So imagine this: the third day of Energy and Matter, Emma Davy announces to our class, as she kicked off her shoes to begin her daily bare-foot lectures, “Listen, I am a huuuuuuge nerd. I just love chemicals you guys. I am so excited to talk about chemicals. I am such a dork!” A week later, she shared that her “lab playlist,” is “lots of Beyonce. I love listening to Beyonce in the lab!” Emma lovingly talks about her husband, “also a huge chemistry nerd,” and how they talk about molecules and chemicals during dinner. She is such a proud nerd. And guess what? Everyone loves her. My class adores her.

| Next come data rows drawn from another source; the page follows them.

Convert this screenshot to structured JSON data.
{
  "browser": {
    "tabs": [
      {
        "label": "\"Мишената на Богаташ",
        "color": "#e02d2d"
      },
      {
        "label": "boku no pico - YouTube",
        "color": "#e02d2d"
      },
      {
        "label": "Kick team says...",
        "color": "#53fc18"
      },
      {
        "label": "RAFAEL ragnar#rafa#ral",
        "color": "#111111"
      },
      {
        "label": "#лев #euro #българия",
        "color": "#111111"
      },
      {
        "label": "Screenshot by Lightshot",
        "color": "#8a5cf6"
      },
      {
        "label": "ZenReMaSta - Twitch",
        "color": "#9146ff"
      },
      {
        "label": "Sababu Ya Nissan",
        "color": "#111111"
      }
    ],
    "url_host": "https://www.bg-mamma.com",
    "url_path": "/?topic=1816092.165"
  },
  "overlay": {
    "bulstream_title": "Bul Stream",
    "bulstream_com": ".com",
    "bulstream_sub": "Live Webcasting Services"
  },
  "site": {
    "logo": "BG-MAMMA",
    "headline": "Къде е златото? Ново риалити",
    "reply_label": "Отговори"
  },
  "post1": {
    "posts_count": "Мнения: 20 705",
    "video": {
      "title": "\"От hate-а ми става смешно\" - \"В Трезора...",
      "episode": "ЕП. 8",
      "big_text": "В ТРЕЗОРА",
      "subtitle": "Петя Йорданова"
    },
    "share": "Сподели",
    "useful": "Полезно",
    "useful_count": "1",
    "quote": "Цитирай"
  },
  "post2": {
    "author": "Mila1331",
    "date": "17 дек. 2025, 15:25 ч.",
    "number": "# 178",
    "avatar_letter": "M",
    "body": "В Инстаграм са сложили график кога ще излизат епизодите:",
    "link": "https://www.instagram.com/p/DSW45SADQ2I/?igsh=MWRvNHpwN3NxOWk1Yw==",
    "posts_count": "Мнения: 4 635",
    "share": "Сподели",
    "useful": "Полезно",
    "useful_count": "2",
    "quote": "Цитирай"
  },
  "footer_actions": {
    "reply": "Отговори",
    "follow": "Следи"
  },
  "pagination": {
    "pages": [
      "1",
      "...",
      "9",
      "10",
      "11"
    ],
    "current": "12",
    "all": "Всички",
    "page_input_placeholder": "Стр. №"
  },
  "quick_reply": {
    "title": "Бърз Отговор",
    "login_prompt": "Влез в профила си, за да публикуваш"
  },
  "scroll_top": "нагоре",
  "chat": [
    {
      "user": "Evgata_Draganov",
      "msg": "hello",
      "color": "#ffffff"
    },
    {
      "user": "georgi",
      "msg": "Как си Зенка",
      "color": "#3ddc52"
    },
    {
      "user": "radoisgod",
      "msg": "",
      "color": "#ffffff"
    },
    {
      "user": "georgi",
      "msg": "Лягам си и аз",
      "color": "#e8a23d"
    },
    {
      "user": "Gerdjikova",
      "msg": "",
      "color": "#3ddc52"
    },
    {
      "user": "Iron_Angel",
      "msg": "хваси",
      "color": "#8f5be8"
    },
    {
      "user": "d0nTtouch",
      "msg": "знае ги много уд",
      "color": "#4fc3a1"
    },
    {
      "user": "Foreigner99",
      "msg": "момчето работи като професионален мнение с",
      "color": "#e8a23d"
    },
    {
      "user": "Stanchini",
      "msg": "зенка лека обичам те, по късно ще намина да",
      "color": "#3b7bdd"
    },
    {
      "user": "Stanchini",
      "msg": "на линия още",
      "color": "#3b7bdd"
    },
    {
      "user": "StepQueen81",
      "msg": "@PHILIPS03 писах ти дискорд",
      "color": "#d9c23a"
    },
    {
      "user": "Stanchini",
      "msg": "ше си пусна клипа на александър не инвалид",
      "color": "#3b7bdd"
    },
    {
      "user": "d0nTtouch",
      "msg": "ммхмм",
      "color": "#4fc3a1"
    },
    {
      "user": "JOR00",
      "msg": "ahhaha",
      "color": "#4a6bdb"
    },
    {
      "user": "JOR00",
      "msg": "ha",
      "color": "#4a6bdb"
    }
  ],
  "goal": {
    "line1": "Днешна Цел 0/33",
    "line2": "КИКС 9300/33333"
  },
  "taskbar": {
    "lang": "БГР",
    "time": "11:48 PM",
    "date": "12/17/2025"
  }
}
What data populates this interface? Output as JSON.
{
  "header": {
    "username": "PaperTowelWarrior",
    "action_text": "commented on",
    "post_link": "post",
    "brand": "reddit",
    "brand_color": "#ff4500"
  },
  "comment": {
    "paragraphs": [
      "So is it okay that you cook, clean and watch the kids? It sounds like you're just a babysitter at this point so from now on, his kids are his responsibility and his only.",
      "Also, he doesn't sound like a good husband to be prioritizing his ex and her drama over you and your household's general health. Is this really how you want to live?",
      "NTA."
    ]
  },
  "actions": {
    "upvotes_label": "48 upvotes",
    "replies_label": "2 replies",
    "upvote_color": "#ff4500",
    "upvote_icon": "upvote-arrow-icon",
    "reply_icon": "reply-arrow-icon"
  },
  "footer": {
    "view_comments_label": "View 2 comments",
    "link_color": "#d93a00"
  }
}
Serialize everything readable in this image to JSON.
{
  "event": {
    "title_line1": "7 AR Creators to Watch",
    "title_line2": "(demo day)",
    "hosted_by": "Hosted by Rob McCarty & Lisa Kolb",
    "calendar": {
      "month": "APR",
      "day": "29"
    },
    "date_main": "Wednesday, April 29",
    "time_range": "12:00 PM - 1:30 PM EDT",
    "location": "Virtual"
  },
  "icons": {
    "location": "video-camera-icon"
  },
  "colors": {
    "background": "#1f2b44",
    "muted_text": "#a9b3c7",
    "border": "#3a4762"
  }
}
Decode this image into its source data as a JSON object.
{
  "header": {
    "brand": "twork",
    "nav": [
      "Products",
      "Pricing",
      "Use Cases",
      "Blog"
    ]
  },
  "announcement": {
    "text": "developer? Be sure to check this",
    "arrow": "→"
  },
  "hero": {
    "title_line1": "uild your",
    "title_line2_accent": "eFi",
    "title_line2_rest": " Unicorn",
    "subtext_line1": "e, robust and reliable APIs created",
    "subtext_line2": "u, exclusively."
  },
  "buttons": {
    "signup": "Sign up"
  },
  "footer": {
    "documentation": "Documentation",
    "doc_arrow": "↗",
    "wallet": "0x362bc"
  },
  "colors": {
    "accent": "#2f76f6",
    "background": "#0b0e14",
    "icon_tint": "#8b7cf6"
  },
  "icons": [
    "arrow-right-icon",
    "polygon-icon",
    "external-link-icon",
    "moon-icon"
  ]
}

In Emma, I see myself. I see younger Kate, being represented. I finally see myself, in this intelligent, hilarious, wonderful teacher. I finally see myself in someone who is passionate about science. In a woman who geeks out over science, but also wears dresses and is loved my everyone around her. I wonder if having a role model and teacher like Emma, as a young kid, would have changed my path. This is why representation is important. This is why we need to be inspiring young women and other minorities to be in STEM. In order to close the gap in STEM leaders from oppressed communities, we need to see ourselves in STEM.
This is precisely why, a week after “Women in STEM,” during a day when we presented on famous contributors to physics and chemistry, I, and most of the class, decided to specifically research women in this field. We decided to forgo the list of “famous chemists” for smaller websites that celebrated the achievements of women in all science fields. We, a class primarily filled with “non-sciencey” women, listened avidly and excitedly to our peers presenting on badass nerd-ladies and science wizzes. We cheered for their achievements, we clapped for their awards, and boo-ed for each time one of their male colleagues received credit for the astonishing work they had completed. I left the class feeling proud, proud of the resiliency of women, and the strength of women in fields where they rarely are showcased for their work. This is what we need. We need this is in mass media, we need this in TV shows. We need more images of female scientists who are not either sexualized and fetishized; or, annoying, bossy, and asexual. Young dorky kiddos who love learning need to see themselves represented.
So, even though at this point in my life I am pretty certain that I do not want to pursue a career in science, and can not wait to be in a class where I get to write creative essays again…
Thank You from the bottom of my heart Emma Davy, magical chemistry nerd, and strong woman, for showing me that there is a place in science for women like me. And that, being a nerd/dork/geek woman does not make you annoying, or any less incredible and amazing and desirable…in fact – it’s the opposite! Femme nerds ROCK!!!